• Task requirements
Lines that contain "name": how many are there in the listing below? Answer with a number and nothing more.

• Data shown
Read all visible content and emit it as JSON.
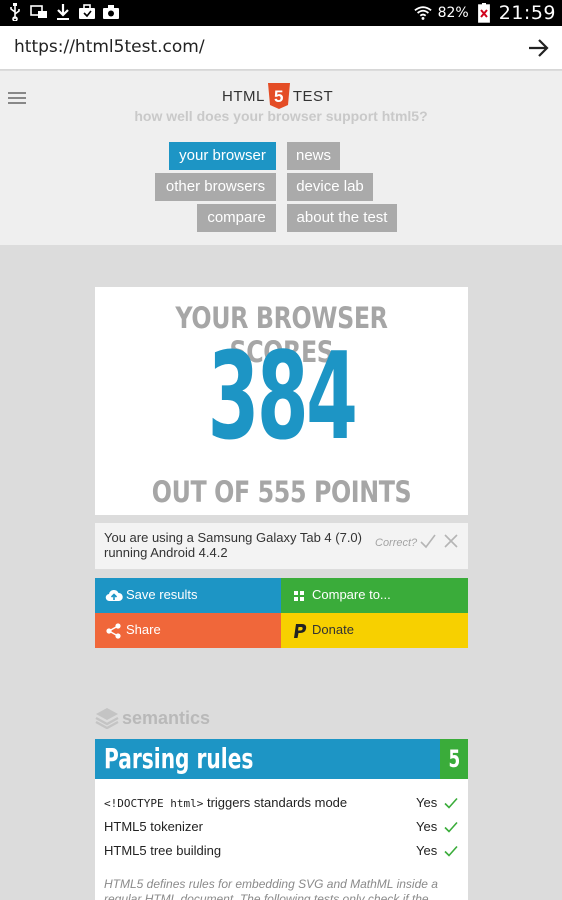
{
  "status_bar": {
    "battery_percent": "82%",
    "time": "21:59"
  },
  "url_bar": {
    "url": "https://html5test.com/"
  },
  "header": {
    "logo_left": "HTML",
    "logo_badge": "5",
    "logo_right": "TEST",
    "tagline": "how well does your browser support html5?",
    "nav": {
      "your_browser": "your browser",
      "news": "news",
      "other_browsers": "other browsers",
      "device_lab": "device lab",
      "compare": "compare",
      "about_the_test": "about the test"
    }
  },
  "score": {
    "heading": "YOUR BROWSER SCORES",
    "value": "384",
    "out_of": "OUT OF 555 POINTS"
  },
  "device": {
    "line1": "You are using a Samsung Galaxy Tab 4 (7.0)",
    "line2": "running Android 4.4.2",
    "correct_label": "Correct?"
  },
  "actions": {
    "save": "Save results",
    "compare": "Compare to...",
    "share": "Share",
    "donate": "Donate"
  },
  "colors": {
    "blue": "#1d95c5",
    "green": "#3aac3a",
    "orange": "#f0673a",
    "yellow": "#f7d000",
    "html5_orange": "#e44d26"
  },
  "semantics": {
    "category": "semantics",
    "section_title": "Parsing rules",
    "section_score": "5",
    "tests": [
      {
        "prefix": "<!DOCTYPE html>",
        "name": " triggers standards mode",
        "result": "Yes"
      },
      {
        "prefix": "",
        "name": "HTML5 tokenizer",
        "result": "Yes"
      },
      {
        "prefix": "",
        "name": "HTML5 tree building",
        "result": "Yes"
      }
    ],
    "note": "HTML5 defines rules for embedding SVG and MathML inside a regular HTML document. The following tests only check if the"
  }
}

• Expected answer
3